American Express are famous for their exclusive rewards schemes and have two cards offering 5% cashback in your first 3 months and 1.25% cashback thereafter. The card with a £25 annual fee lets you earn more cashback in return.


The Santander 123 credit card offers cashback of 1% at supermarkets, 2% at department stores and 3% on petrol, national rail and TFL purchases. However, it does come with a £36 annual fee (unless you already have a Santander 123 bank account).

RBS and NatWest

RBS group's cashback Plus scheme offers 1% cashback at partner retailers and all supermarkets, and 0.5% everywhere else. This applies whether you hold a card with NatWest or RBS.


Nationwide offer 0.5% cashback on all sterling purchases, and as an added perk don't charge foreign transaction fees when using their credit cards overseas. However, this card is only available to Nationwide existing customers.


Aqua are offering cashback of 0.5% on all purchases as well as not charging any foreign transaction fees. This card is also available to those who have a history of bad credit.

Cashback is being cut back: which cards are safe?

What are interchange fees? How they affect you

Every time you make a credit card purchase the retailer is charged a fee by your card provider. It's only a small percentage of the value of the transaction, but it adds up. Currently interchange fees in the UK can be as high 2.5% and are paid by the retailer.

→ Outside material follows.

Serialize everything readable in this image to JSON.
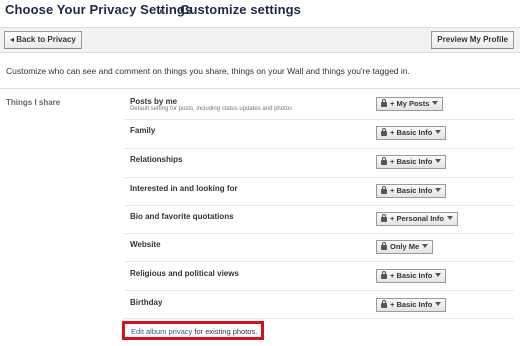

So this could mean on a transaction of £50 the retailer could receive £48.75, with the card provider taking £1.25. This is also why some retailers (and many hotels, airlines, ticket vendors and websites) will charge you for using your card to make a purchase.

As part of the new regulations, these fees will now be capped at 0.2% for debit cards and 0.3% for credit cards.

Will the fee caps leave you better off?

Interchange card fees have been costing EU retailers over €10 billion each year, according to European Commission figures.

The hope is these caps will save European retailers billions and add transparency to improve competition in the card payment provision market, which is currently dominated by Visa and MasterCard.

They also claim consumers will benefit from the transparency as they will know exactly how much of the cost of their purchase is going towards card fees.

Or worse off?

Credit card providers, namely Visa and MasterCard, are claiming that costs are going to have to be passed on to consumers.

A report commissioned by MasterCard estimates that in the UK “…the average debit card fees would increase by between £0.24 and £12.58, while average credit card fees would increase by between £12.24 and £16.81.”

This fee is not likely to be applied directly to card holders, but will more likely be reclaimed by reducing card rewards, as RBS and Capital One have down or by raising card interest rates.

Keep calm and shop around

The good news is the credit card and current account markets are highly competitive, forcing credit card companies and banks to offer good deals.

So, if you think you're not getting enough from your credit card or bank, shop around and you can probably find a better deal.

Compare cashback credit cards

Find a credit card that will give you back cash as you spend